**Instructions for the task:**
Read the records that follow and state how many lines hold "authenticate", adding nothing else.

*** Begin section ***

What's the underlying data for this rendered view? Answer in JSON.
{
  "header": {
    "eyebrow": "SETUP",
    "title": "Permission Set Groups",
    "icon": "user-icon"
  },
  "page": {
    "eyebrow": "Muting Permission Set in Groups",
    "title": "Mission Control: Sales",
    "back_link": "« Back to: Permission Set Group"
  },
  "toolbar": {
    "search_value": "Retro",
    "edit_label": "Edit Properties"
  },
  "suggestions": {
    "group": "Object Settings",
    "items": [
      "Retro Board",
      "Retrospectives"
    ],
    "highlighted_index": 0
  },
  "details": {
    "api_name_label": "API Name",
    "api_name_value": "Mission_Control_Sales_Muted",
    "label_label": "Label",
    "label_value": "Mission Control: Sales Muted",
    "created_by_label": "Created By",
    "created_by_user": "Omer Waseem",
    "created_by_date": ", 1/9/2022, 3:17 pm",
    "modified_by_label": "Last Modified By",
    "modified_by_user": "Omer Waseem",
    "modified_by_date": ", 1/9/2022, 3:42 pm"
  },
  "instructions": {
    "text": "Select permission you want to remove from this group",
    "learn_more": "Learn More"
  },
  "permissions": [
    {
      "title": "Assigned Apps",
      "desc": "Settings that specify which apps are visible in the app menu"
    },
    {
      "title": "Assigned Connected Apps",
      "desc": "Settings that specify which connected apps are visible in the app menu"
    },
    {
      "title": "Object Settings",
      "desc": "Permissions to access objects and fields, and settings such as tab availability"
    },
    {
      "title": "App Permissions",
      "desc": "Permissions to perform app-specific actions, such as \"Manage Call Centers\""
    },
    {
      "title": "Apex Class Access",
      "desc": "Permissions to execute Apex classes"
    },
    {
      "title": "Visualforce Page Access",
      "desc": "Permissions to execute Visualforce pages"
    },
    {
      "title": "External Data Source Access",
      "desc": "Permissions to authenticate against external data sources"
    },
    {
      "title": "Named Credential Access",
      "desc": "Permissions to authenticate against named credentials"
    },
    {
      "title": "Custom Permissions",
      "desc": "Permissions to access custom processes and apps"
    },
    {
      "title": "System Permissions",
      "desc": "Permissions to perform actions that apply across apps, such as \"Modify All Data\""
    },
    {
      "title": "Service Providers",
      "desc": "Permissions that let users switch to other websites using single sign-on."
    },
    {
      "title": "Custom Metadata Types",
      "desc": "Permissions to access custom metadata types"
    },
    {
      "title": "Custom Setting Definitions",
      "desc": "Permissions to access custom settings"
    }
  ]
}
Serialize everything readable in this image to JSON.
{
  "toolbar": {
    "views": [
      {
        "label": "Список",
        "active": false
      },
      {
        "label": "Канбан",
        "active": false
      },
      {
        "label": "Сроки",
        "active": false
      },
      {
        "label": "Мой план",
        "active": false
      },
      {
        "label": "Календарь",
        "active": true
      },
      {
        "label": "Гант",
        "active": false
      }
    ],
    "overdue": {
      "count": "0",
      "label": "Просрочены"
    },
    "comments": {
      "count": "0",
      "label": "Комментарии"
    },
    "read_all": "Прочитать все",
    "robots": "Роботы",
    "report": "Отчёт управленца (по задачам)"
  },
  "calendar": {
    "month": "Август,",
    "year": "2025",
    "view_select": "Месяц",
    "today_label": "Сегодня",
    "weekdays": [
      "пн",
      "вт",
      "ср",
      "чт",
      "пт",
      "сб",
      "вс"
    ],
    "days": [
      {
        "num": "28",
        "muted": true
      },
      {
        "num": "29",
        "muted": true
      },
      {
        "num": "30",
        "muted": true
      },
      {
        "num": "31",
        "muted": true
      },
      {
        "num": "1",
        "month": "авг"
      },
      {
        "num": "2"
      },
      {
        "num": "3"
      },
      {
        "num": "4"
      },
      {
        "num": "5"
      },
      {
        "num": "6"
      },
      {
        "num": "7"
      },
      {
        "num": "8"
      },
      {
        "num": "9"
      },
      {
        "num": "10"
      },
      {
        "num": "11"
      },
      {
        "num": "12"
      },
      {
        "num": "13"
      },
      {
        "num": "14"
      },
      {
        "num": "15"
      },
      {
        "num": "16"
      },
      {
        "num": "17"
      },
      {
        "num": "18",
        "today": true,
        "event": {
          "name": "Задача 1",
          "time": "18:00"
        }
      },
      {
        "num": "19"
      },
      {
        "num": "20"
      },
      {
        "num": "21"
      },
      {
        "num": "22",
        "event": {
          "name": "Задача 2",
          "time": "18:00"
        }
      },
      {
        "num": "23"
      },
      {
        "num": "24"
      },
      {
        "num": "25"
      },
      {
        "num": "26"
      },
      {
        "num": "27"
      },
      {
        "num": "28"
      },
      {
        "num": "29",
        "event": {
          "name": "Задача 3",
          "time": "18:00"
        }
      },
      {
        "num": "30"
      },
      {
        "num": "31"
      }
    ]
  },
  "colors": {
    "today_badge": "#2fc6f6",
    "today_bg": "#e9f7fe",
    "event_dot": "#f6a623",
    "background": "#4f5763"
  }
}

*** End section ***

**Response to this exercise:**
2